In Rochester, NY, one employer has gotten other employers in the community to commit to staffing 5% of their summer hires with high school students. The goal is not only to fill the needed positions but also to expose high school students to the kind of work each company does. This process provides summer employment for all of the youth in the community and presents them to different jobs and employers in their community.
An employer in Cincinnati, OH is taking the traditional notion of an apprenticeship and expanding it into the healthcare field. This will help give the healthcare field a much-needed influx of skilled workers and give the training needed to qualify job seekers for jobs in the healthcare field.
In Grand Rapids, MI, a small employer sees skilled worker recruitment as a supply chain. By patterning with larger, higher-paying employers in the community, they can work together to recruit workers who get training with the smaller companies and have advancement opportunities into larger ones.
Workforce service providers often have access to learning about successful programs around the country. They are in a great position to share these success stories with local employers and invite them to duplicate the ones that best meet their needs.
Successful employer engagement requires workforce service providers to develop long-term relationships. Employers need to see the workforce system as a strategic partner.
The goal is to provide services that support businesses through each stage of the business life cycle. That means building collaborative partnerships throughout the workforce system and beyond. When workforce services partner with education and economic development agencies and organizations, they can deliver comprehensive services to businesses.
In a previous conversation with Thomas P. Miller and Associates, representatives outlined five steps for building these collaborative business services:
- Proactively target businesses for outreach: As a workforce development organization, you should be reaching out to employers and letting them know what services you have that they should be aware of. Determine what criteria make employers a good fit so that you can narrow down your list.
- Get an idea of what challenges businesses are facing: Perform interviews with employers to understand the challenges and opportunities facing each business. It helps to develop a standard interview tool that all staff utilize when outreaching to business. But, the most important part of interviewing is to listen.

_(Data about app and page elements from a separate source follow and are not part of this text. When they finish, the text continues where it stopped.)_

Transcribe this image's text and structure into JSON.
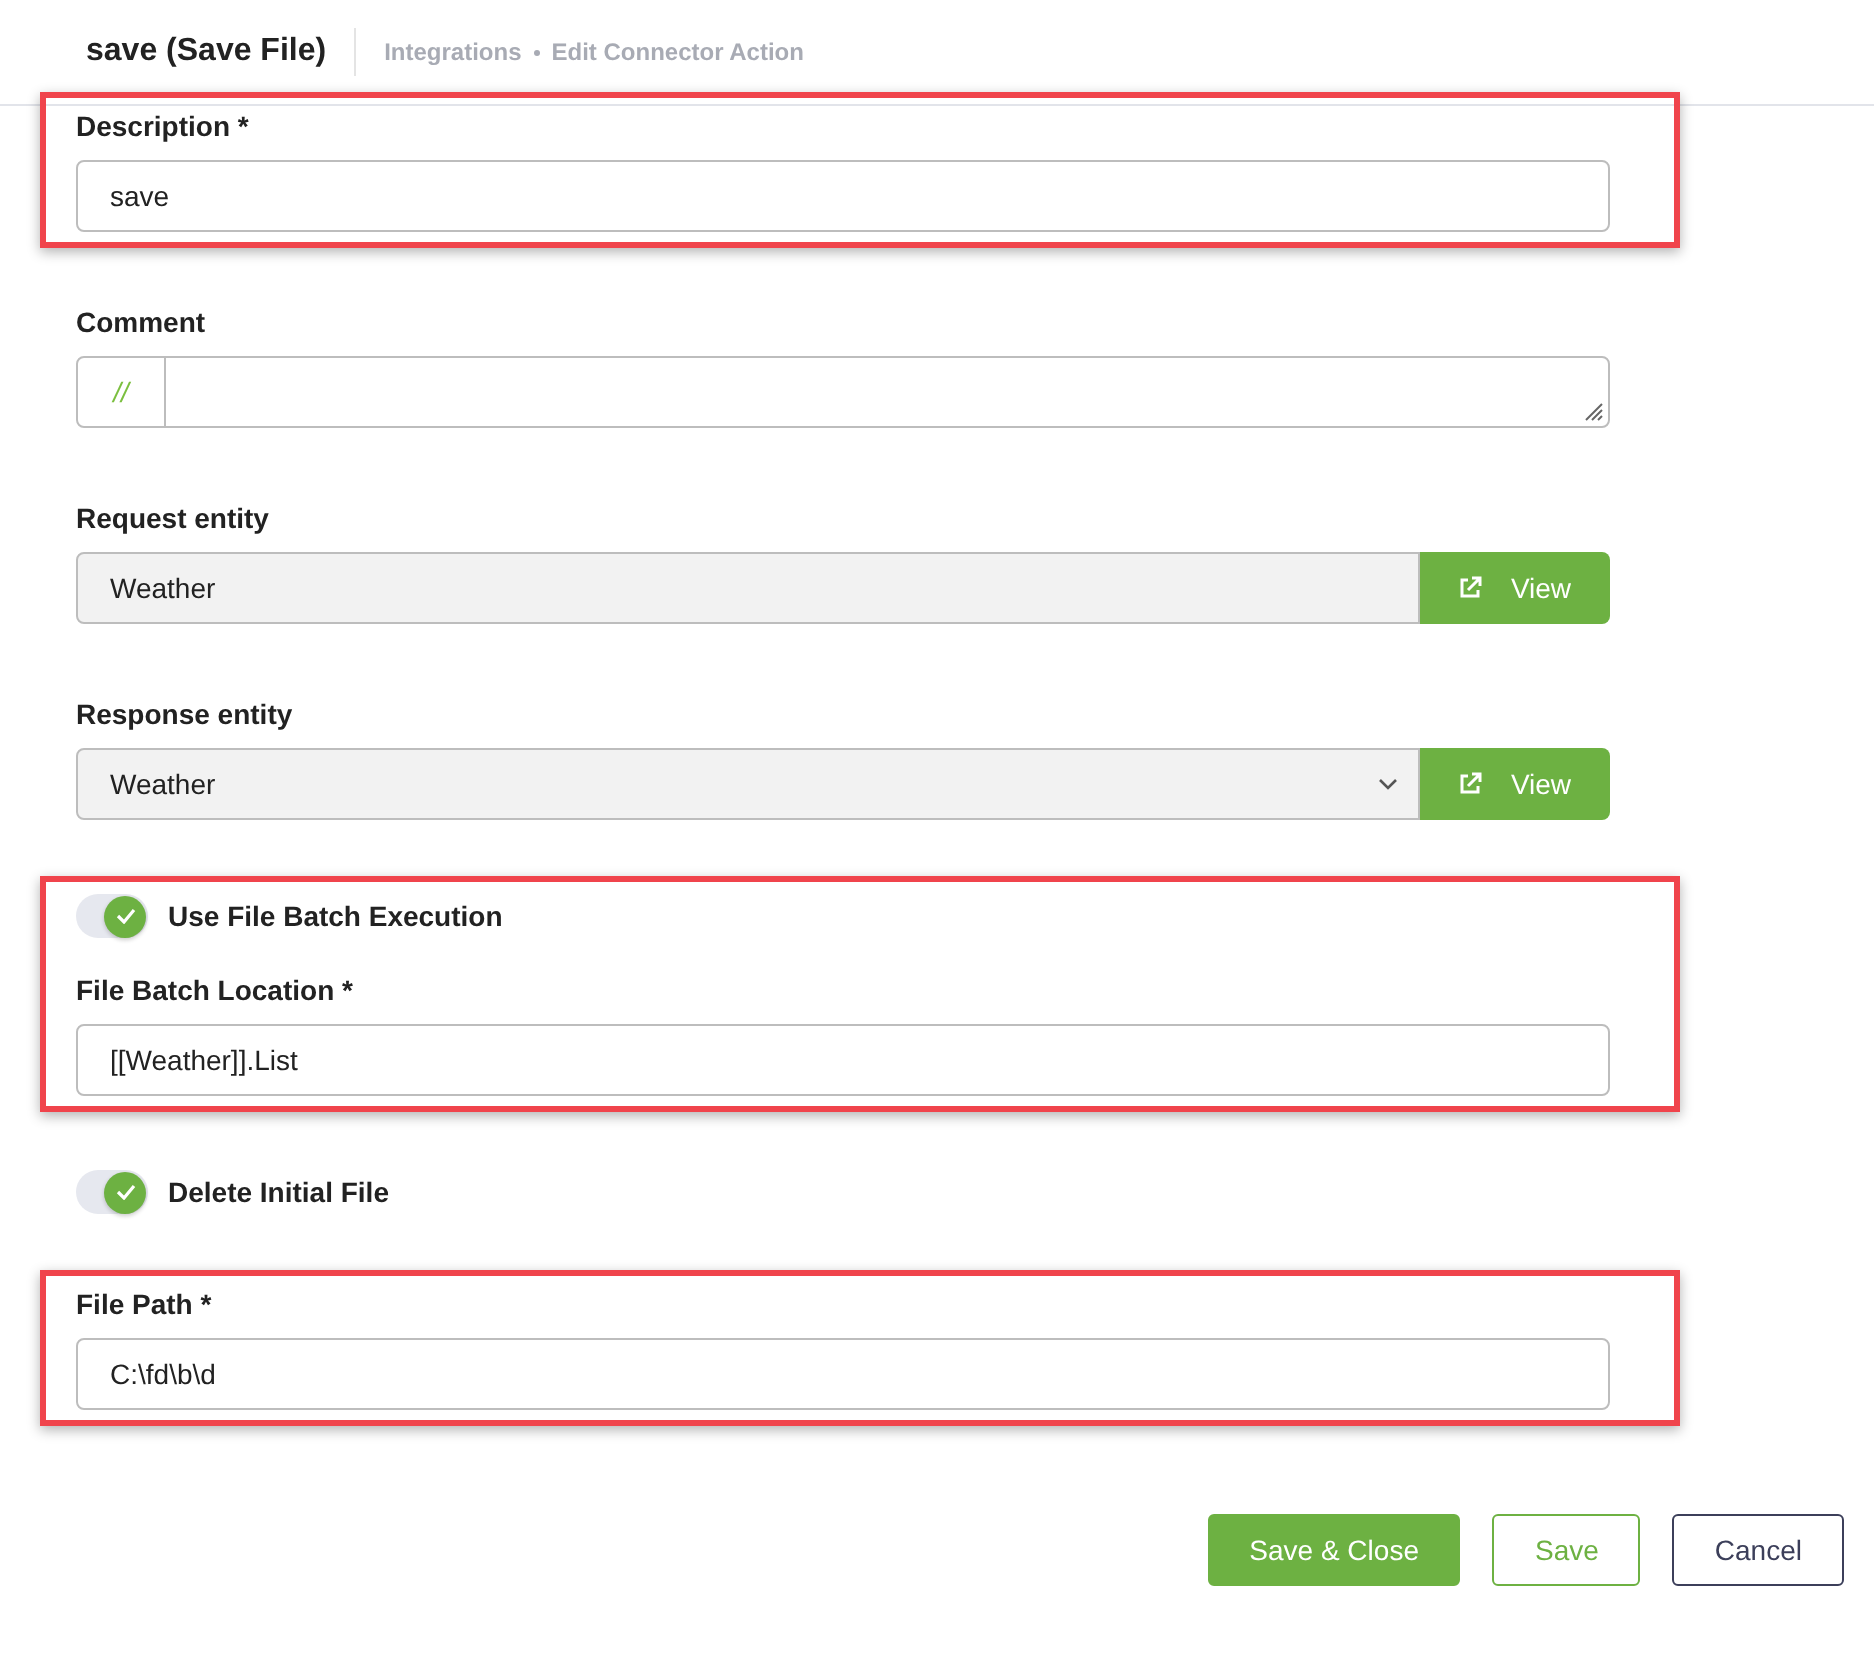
{
  "header": {
    "title": "save (Save File)",
    "breadcrumb": [
      "Integrations",
      "Edit Connector Action"
    ]
  },
  "sections": [
    {
      "highlighted": true,
      "fields": [
        {
          "kind": "text",
          "label": "Description *",
          "value": "save"
        }
      ]
    },
    {
      "highlighted": false,
      "fields": [
        {
          "kind": "comment",
          "label": "Comment",
          "prefix": "//"
        }
      ]
    },
    {
      "highlighted": false,
      "fields": [
        {
          "kind": "readonly_view",
          "label": "Request entity",
          "value": "Weather",
          "button": "View"
        }
      ]
    },
    {
      "highlighted": false,
      "fields": [
        {
          "kind": "select_view",
          "label": "Response entity",
          "value": "Weather",
          "button": "View"
        }
      ]
    },
    {
      "highlighted": true,
      "fields": [
        {
          "kind": "toggle",
          "label": "Use File Batch Execution",
          "on": true
        },
        {
          "kind": "text",
          "label": "File Batch Location *",
          "value": "[[Weather]].List"
        }
      ]
    },
    {
      "highlighted": false,
      "fields": [
        {
          "kind": "toggle",
          "label": "Delete Initial File",
          "on": true
        }
      ]
    },
    {
      "highlighted": true,
      "fields": [
        {
          "kind": "text",
          "label": "File Path *",
          "value": "C:\\fd\\b\\d"
        }
      ]
    }
  ],
  "buttons": [
    {
      "kind": "primary",
      "label": "Save & Close"
    },
    {
      "kind": "outline",
      "label": "Save"
    },
    {
      "kind": "secondary",
      "label": "Cancel"
    }
  ]
}
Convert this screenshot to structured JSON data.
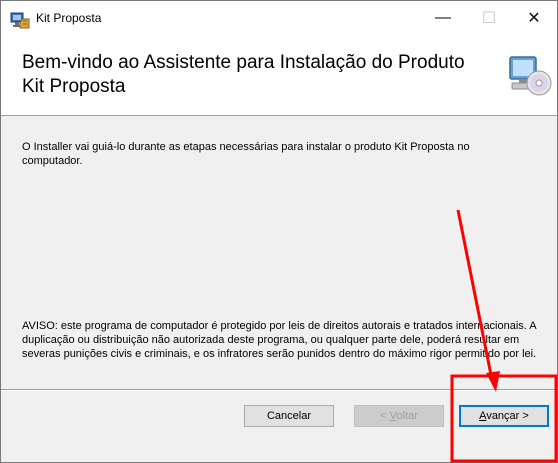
{
  "window": {
    "title": "Kit Proposta",
    "minimize_glyph": "—",
    "maximize_glyph": "☐",
    "close_glyph": "✕"
  },
  "header": {
    "title": "Bem-vindo ao Assistente para Instalação do Produto Kit Proposta",
    "icon": "computer-cd-icon"
  },
  "content": {
    "intro": "O Installer vai guiá-lo durante as etapas necessárias para instalar o produto Kit Proposta no computador.",
    "warning": "AVISO: este programa de computador é protegido por leis de direitos autorais e tratados internacionais. A duplicação ou distribuição não autorizada deste programa, ou qualquer parte dele, poderá resultar em severas punições civis e criminais, e os infratores serão punidos dentro do máximo rigor permitido por lei."
  },
  "buttons": {
    "cancel": "Cancelar",
    "back_prefix": "< ",
    "back_hotkey": "V",
    "back_rest": "oltar",
    "next_hotkey": "A",
    "next_rest": "vançar >"
  },
  "annotations": {
    "arrow_color": "#ff0000",
    "highlight_color": "#ff0000"
  }
}
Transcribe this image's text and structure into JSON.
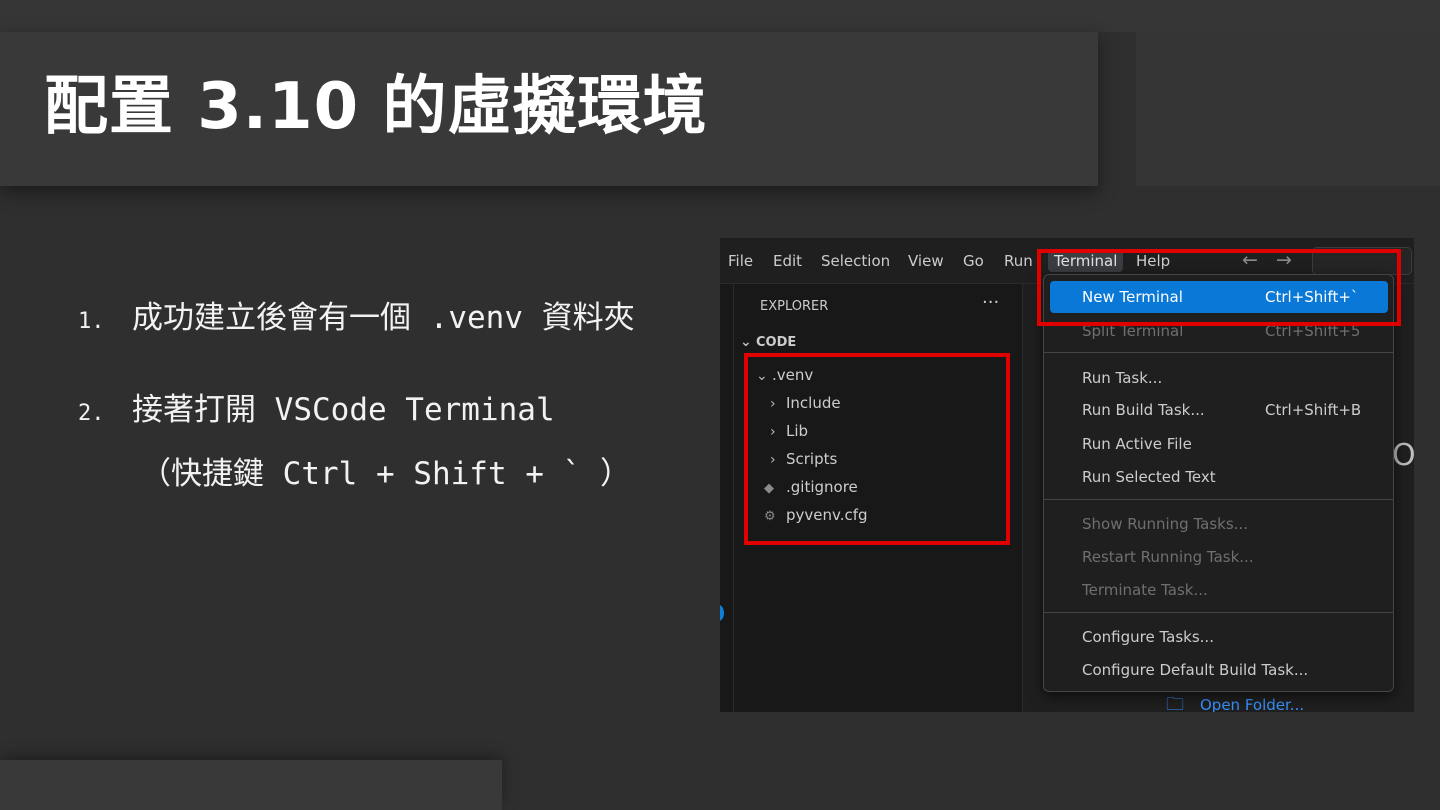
{
  "slide": {
    "title": "配置 3.10 的虛擬環境",
    "bullets": [
      {
        "num": "1.",
        "text": "成功建立後會有一個 .venv 資料夾"
      },
      {
        "num": "2.",
        "text": "接著打開 VSCode Terminal"
      },
      {
        "num": "",
        "text": "（快捷鍵 Ctrl + Shift + ` ）"
      }
    ]
  },
  "vscode": {
    "menubar": {
      "items": [
        "File",
        "Edit",
        "Selection",
        "View",
        "Go",
        "Run",
        "Terminal",
        "Help"
      ],
      "back_arrow": "←",
      "forward_arrow": "→"
    },
    "explorer": {
      "title": "EXPLORER",
      "more": "···",
      "folder": "CODE",
      "tree": [
        {
          "label": ".venv",
          "chevron": "⌄"
        },
        {
          "label": "Include",
          "chevron": "›"
        },
        {
          "label": "Lib",
          "chevron": "›"
        },
        {
          "label": "Scripts",
          "chevron": "›"
        },
        {
          "label": ".gitignore",
          "icon": "◆"
        },
        {
          "label": "pyvenv.cfg",
          "icon": "⚙"
        }
      ]
    },
    "terminal_menu": {
      "new_terminal": {
        "label": "New Terminal",
        "shortcut": "Ctrl+Shift+`"
      },
      "split_terminal": {
        "label": "Split Terminal",
        "shortcut": "Ctrl+Shift+5"
      },
      "run_task": "Run Task...",
      "run_build_task": {
        "label": "Run Build Task...",
        "shortcut": "Ctrl+Shift+B"
      },
      "run_active_file": "Run Active File",
      "run_selected_text": "Run Selected Text",
      "show_running_tasks": "Show Running Tasks...",
      "restart_running_task": "Restart Running Task...",
      "terminate_task": "Terminate Task...",
      "configure_tasks": "Configure Tasks...",
      "configure_default_build_task": "Configure Default Build Task..."
    },
    "editor": {
      "peek_char": "O",
      "open_folder": "Open Folder..."
    }
  },
  "colors": {
    "highlight_box": "#e00000",
    "menu_selection": "#0a78d7",
    "link": "#3794ff"
  }
}
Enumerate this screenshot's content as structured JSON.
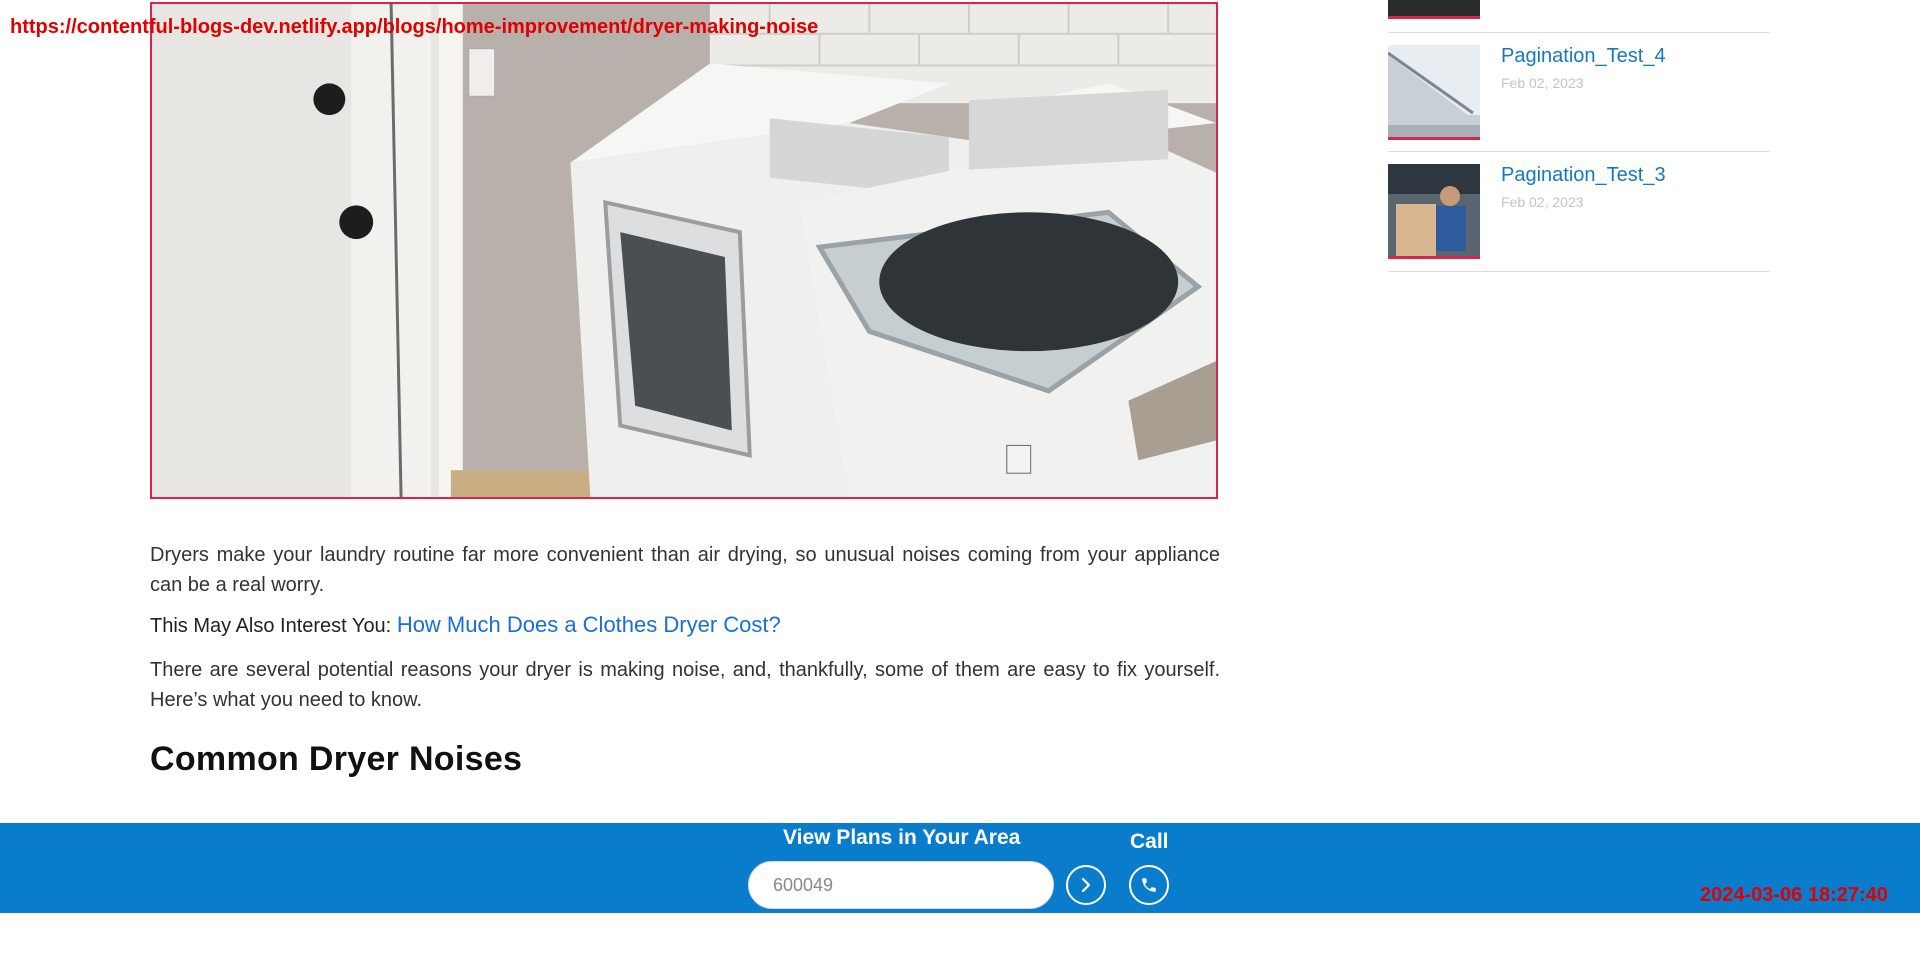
{
  "overlay": {
    "url": "https://contentful-blogs-dev.netlify.app/blogs/home-improvement/dryer-making-noise",
    "timestamp": "2024-03-06 18:27:40"
  },
  "article": {
    "paragraph1": "Dryers make your laundry routine far more convenient than air drying, so unusual noises coming from your appliance can be a real worry.",
    "also_interest_label": "This May Also Interest You:",
    "also_interest_link": "How Much Does a Clothes Dryer Cost?",
    "paragraph2": "There are several potential reasons your dryer is making noise, and, thankfully, some of them are easy to fix yourself. Here’s what you need to know.",
    "heading": "Common Dryer Noises"
  },
  "sidebar": {
    "items": [
      {
        "title": "Pagination_Test_4",
        "date": "Feb 02, 2023",
        "thumb_icon": "house-roof-photo"
      },
      {
        "title": "Pagination_Test_3",
        "date": "Feb 02, 2023",
        "thumb_icon": "technician-photo"
      }
    ]
  },
  "sticky_bar": {
    "view_plans_label": "View Plans in Your Area",
    "zip_value": "600049",
    "call_label": "Call",
    "go_icon": "chevron-right-icon",
    "call_icon": "phone-icon",
    "bg_color": "#0a7ccc"
  }
}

- Share information among staff and partner organizations: Distill the main challenges and opportunities from the interviews and share information among all staff. That might include informal communication methods (e.g., email), regular meetings among the team and opportunities to leverage technology (e.g., CRM or database for workforce development).
- Identify comprehensive solutions for employer needs: Work with staff and partner agencies to identify resources available to address the main challenges and opportunities. Remember to get creative in finding solutions. Then, develop a comprehensive but tailored portfolio of services to address the company’s needs.
- Work together to provide seamless solutions to businesses: Work with businesses to prioritize services for implementation. Help navigate the process of accessing prioritized services and resources and seamlessly introduce partners and new services.
We hope you find success engaging with employers and building workforces systems that truly benefit individuals, employers, and the broader community. Just remember, employers are juggling a lot of responsibilities, and they don’t know what they don’t know. It is up to you and your fellow workforce development organizations to help employers understand and navigate the wealth of services that you provide.
Together, you can change the lives of many job seekers as well as their families. Get to work!